or Connect
New Posts  All Forums:Forum Nav:

Pricing Catering

post #1 of 8
Thread Starter 

Ok, So my family opened up a little restaurant using traditional recipes that have been passed down from previous generations. Our customer volume has been increasing considerably in the few years. We had just been asked about catering for an event so I wanted know how we would price it. 

 

They wanted us to just provide noodle soups in individual takeaway bowls. They wanted the soup in a pot so they could heat it up themselves. We would assemble the meals and they would serve it themselves. We were told that they needed 50 servings. A serving of the particular soup they wanted was $12.50. So in total it would be $625. I assume that you'd give them some sort of a discount in this situation, but I'm curious about how much.

 

I'd very much appreciate some insight on how to appropriately price catering jobs.

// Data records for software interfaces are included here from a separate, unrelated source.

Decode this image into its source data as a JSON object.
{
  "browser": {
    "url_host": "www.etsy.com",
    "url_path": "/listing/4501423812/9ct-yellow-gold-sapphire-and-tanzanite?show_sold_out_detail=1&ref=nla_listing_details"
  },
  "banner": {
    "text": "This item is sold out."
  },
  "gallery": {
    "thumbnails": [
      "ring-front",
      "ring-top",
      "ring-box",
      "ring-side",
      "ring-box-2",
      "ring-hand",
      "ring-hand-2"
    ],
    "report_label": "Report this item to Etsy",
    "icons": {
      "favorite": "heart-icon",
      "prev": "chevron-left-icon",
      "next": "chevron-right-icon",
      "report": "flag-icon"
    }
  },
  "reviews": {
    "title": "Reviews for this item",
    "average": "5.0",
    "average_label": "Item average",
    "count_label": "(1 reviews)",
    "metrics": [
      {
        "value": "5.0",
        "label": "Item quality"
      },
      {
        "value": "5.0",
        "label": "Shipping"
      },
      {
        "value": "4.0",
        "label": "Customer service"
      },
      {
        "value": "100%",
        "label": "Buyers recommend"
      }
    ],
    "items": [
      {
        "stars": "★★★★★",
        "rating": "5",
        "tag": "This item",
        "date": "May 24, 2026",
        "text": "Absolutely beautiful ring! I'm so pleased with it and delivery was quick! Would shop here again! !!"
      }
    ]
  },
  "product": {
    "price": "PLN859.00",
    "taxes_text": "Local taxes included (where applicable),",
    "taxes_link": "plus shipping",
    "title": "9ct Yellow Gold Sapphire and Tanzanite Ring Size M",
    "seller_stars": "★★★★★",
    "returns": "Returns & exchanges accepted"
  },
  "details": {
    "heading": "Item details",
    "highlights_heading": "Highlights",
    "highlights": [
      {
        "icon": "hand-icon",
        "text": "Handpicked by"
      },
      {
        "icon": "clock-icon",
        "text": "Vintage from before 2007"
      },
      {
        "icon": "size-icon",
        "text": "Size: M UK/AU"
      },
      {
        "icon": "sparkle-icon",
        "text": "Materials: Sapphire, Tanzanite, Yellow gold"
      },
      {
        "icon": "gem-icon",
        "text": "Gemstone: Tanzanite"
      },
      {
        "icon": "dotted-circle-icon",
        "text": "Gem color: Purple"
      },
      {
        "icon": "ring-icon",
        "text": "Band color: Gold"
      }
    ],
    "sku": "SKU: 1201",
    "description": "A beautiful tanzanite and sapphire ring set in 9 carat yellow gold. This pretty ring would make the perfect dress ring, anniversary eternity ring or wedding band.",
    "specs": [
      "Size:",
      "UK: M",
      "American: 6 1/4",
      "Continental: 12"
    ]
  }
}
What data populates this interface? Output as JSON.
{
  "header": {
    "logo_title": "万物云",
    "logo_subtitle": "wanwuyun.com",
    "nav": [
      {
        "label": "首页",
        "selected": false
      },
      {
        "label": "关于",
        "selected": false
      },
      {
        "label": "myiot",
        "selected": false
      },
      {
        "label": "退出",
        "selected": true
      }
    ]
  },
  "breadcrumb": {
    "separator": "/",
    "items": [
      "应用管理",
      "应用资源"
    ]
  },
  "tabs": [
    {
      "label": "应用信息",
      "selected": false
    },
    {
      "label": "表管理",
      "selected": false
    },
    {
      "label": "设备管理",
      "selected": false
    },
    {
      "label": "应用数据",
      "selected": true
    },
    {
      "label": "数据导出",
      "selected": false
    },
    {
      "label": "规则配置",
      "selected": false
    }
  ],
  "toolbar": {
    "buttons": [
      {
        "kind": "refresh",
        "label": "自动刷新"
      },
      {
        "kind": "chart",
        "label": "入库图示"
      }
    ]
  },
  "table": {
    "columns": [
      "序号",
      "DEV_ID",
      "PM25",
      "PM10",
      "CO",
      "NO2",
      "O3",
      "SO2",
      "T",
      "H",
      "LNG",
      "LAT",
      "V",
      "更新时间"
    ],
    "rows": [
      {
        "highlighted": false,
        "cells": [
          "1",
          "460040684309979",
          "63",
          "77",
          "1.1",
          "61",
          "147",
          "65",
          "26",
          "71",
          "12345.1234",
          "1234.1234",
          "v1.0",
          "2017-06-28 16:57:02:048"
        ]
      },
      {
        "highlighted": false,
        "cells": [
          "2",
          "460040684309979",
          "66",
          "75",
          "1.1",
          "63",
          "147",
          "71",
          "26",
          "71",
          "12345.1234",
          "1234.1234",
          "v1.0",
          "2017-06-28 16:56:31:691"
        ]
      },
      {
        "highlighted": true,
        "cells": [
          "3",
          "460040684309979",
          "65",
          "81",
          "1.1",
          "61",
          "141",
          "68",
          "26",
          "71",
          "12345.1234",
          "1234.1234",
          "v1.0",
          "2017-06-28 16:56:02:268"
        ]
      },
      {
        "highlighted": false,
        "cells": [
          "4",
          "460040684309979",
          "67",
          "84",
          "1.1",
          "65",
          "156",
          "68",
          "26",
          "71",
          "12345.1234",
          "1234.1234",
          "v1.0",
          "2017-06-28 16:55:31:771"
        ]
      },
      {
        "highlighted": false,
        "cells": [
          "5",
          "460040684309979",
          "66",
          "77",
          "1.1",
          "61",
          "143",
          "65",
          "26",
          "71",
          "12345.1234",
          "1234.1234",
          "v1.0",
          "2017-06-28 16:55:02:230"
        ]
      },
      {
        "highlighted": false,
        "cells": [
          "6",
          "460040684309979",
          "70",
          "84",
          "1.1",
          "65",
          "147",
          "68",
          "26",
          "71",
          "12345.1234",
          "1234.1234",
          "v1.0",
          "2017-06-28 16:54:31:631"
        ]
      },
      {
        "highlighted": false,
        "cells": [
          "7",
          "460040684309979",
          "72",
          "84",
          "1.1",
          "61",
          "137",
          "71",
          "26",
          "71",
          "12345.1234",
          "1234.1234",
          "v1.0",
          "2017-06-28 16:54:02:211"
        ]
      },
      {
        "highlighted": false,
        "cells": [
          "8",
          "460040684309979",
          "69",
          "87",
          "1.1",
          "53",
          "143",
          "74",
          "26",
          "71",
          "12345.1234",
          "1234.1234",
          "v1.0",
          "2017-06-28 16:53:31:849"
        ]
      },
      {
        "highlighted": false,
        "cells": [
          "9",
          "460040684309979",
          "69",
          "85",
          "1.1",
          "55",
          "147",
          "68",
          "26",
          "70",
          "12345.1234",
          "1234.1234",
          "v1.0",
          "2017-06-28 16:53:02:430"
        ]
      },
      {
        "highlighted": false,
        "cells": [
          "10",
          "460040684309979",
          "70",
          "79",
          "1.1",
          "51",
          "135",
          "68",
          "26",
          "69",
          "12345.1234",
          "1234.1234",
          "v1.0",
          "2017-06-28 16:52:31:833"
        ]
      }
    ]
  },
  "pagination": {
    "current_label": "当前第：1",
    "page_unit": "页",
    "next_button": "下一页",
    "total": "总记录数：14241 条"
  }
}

post #2 of 8
Welcome to cheftalk Kitty, and your little bird too. smile.gif

Why would you give them a discount?
You could, but do you feel you need to?
You do have some extra effort and time involved
in prepping for transport, getting it there, setting it
up for them, a few other things.
On the other hand, at 12 and a half per person for soup
your product seems already priced for a decent profit.
Your price might be close to fine as it is, since this is
essentially a pack-n-drop. Also depends how far away
and other factors. Youll just have to sit down and work
with your own numbers a little. With catering, it always
come down to that.
post #3 of 8

I agree with Meezenplaz. I figure you are putting in other ingredients than noodles. Do the bowl have to be refrigerated until service ? and I know the broth needs to be hotter than heck. Do they need hot sauce or other condiments for the soup. As far as the discount  I'll leave you with this "Good good ain't cheep and cheep food ain't good" $12.50 is fine........Welcome to Cheftalk............ChefBill

post #4 of 8
Thread Starter 
Thank you so much for your responses. We offered a $50 discount, because we are happy to share the recipes that have been kept and developed in our family for generations. But the customer refused unless we dropped the price (from the original price of $625) to $500. Since it takes a minimum of 12 hours for the broath alone, we decline and got an earful of not so kind words.

Its good to hear that we weren't being ridiculous.
post #5 of 8
Kitty Im glad to hear you stood your ground and
refused to be taken advantage of. That can be hard to do at first,
the tendency is to give in to get the client. But you know your
product, and the time involved, so look in the mirror and tell
yourself you did right. Unfortunately the world of catering is
replete with propects who want something for nothing, or expect
you to bend backwards to accomodate THEIR too-low budget, and
be grateful for their business. So this is not the last time youll
encounter this. Establish your policies now, and stick with them!

--Meez.
post #6 of 8
Hello everyone. A friend wants me to cater a wedding for 350 people. The menu is a summer salad, garlic herb roasted chicken breast with a white wine reduction, fresh green beans, and mashed potatoes. How much food will I need and how much per person should should I charge? Is there a formula I could use always that would help me come with proper pricing and food amounts? Help me please
post #7 of 8
Did I pay here? Did you delete it? ??
post #8 of 8
Quote:
Originally Posted by ChefAce420 View Post

Did I pay here? Did you delete it? ??

 

Huh?

 

mimi

New Posts  All Forums:Forum Nav:
  Return Home
  Back to Forum: Professional Catering